Winston Davis died in 1907. He had been born enslaved in Missouri in 1830. His parents though were property that had been brought from North Carolina. He and his wife Adelaide had ten children, of which only four were still living in 1900. Their youngest son Walter, who was born in 1871 was still living with them when Winston died. Walter had a sister named Laura, and a brother named John. Winston was buried in Sage Chapel Cemetery.
The broken pieces of Winston Davis’ stone were recovered during a canvas and probing of the cemetery done through the efforts of a large team of local volunteers on October 29, 2017. Photo by Dorris Keeven-Franke with Mary Hogan Smith and Rick Dotson. Mary came that day and shared several stones that she knew the location of. The preservation efforts of Sage Chapel Cemetery is a community wide effort.

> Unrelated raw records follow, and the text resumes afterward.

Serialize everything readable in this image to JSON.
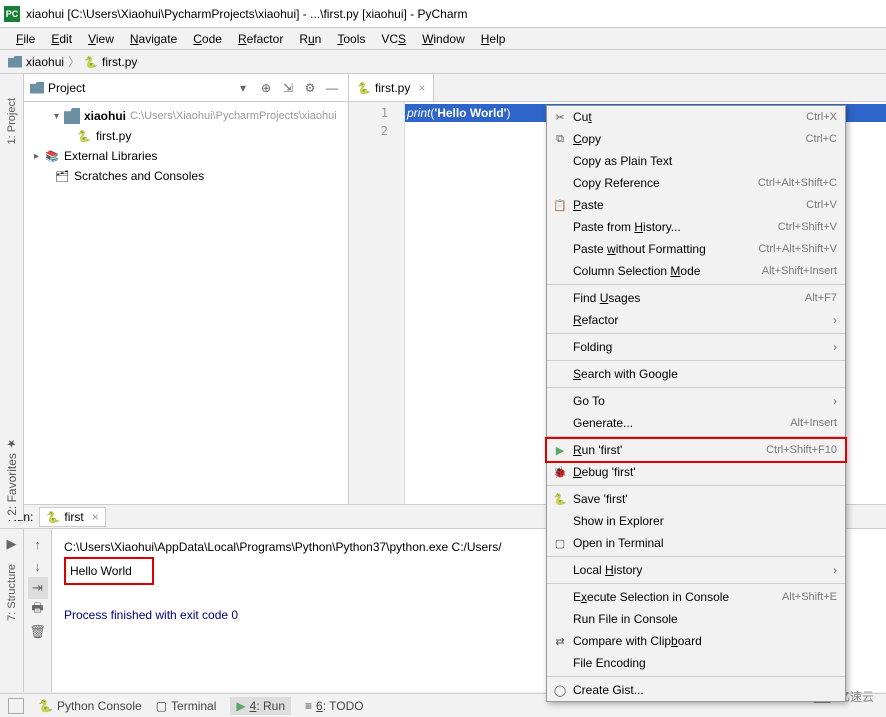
{
  "title": "xiaohui [C:\\Users\\Xiaohui\\PycharmProjects\\xiaohui] - ...\\first.py [xiaohui] - PyCharm",
  "menubar": [
    "File",
    "Edit",
    "View",
    "Navigate",
    "Code",
    "Refactor",
    "Run",
    "Tools",
    "VCS",
    "Window",
    "Help"
  ],
  "breadcrumb": {
    "folder": "xiaohui",
    "file": "first.py"
  },
  "sidebar": {
    "project": "1: Project",
    "favorites": "2: Favorites",
    "structure": "7: Structure"
  },
  "project_panel": {
    "title": "Project",
    "root": {
      "name": "xiaohui",
      "path": "C:\\Users\\Xiaohui\\PycharmProjects\\xiaohui"
    },
    "file": "first.py",
    "ext_libs": "External Libraries",
    "scratches": "Scratches and Consoles"
  },
  "editor": {
    "tab": "first.py",
    "line1_fn": "print",
    "line1_paren_l": "(",
    "line1_str": "'Hello World'",
    "line1_paren_r": ")"
  },
  "context_menu": [
    {
      "icon": "cut",
      "label": "Cut",
      "u": 2,
      "shortcut": "Ctrl+X"
    },
    {
      "icon": "copy",
      "label": "Copy",
      "u": 0,
      "shortcut": "Ctrl+C"
    },
    {
      "icon": "",
      "label": "Copy as Plain Text",
      "u": -1,
      "shortcut": ""
    },
    {
      "icon": "",
      "label": "Copy Reference",
      "u": -1,
      "shortcut": "Ctrl+Alt+Shift+C"
    },
    {
      "icon": "paste",
      "label": "Paste",
      "u": 0,
      "shortcut": "Ctrl+V"
    },
    {
      "icon": "",
      "label": "Paste from History...",
      "u": 11,
      "shortcut": "Ctrl+Shift+V"
    },
    {
      "icon": "",
      "label": "Paste without Formatting",
      "u": 6,
      "shortcut": "Ctrl+Alt+Shift+V"
    },
    {
      "icon": "",
      "label": "Column Selection Mode",
      "u": 17,
      "shortcut": "Alt+Shift+Insert"
    },
    {
      "sep": true
    },
    {
      "icon": "",
      "label": "Find Usages",
      "u": 5,
      "shortcut": "Alt+F7"
    },
    {
      "icon": "",
      "label": "Refactor",
      "u": 0,
      "submenu": true
    },
    {
      "sep": true
    },
    {
      "icon": "",
      "label": "Folding",
      "u": -1,
      "submenu": true
    },
    {
      "sep": true
    },
    {
      "icon": "",
      "label": "Search with Google",
      "u": 0,
      "shortcut": ""
    },
    {
      "sep": true
    },
    {
      "icon": "",
      "label": "Go To",
      "u": -1,
      "submenu": true
    },
    {
      "icon": "",
      "label": "Generate...",
      "u": -1,
      "shortcut": "Alt+Insert"
    },
    {
      "sep": true
    },
    {
      "icon": "play",
      "label": "Run 'first'",
      "u": 0,
      "shortcut": "Ctrl+Shift+F10",
      "highlight": true
    },
    {
      "icon": "bug",
      "label": "Debug 'first'",
      "u": 0,
      "shortcut": ""
    },
    {
      "sep": true
    },
    {
      "icon": "py",
      "label": "Save 'first'",
      "u": -1,
      "shortcut": ""
    },
    {
      "icon": "",
      "label": "Show in Explorer",
      "u": -1,
      "shortcut": ""
    },
    {
      "icon": "term",
      "label": "Open in Terminal",
      "u": -1,
      "shortcut": ""
    },
    {
      "sep": true
    },
    {
      "icon": "",
      "label": "Local History",
      "u": 6,
      "submenu": true
    },
    {
      "sep": true
    },
    {
      "icon": "",
      "label": "Execute Selection in Console",
      "u": 1,
      "shortcut": "Alt+Shift+E"
    },
    {
      "icon": "",
      "label": "Run File in Console",
      "u": -1,
      "shortcut": ""
    },
    {
      "icon": "diff",
      "label": "Compare with Clipboard",
      "u": 17,
      "shortcut": ""
    },
    {
      "icon": "",
      "label": "File Encoding",
      "u": -1,
      "shortcut": ""
    },
    {
      "sep": true
    },
    {
      "icon": "gh",
      "label": "Create Gist...",
      "u": -1,
      "shortcut": ""
    }
  ],
  "run": {
    "label": "Run:",
    "tab": "first",
    "cmd": "C:\\Users\\Xiaohui\\AppData\\Local\\Programs\\Python\\Python37\\python.exe C:/Users/",
    "output": "Hello World",
    "exit": "Process finished with exit code 0"
  },
  "statusbar": {
    "python_console": "Python Console",
    "terminal": "Terminal",
    "run": "4: Run",
    "todo": "6: TODO"
  },
  "watermark": "亿速云"
}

On August 20th, in 1881, Mahala (Keithly) and her husband Jasper Costlio had transferred to the Trustees of an African Methodist Episcopal Church for the use by the Conference, one acre of land, which became known as Sage Chapel Cemetery. This was done so that the former slaves of Samuel Keithly could continue to be buried in this cemetery. That same deed conveyed a one-half acre parcel on Sonderen Street to be used for a church known as Sage’s Chapel. The members of Cravens Methodist, and Wishwell Baptist, also located on Sonderen Street, also used this cemetery to bury their families. None of these churches or their records exist anymore. Sage Chapel Cemetery is a former African American community cemetery that is maintained by the City of O’Fallon, Missouri, located at 8500 Veterans Memorial Parkway. It has 117 documented burials of which only 37 have headstones, of these we know that 17 were born enslaved. (2018) May they rest in peace “As long as a name can be spoken, that person shall not be forgotten.”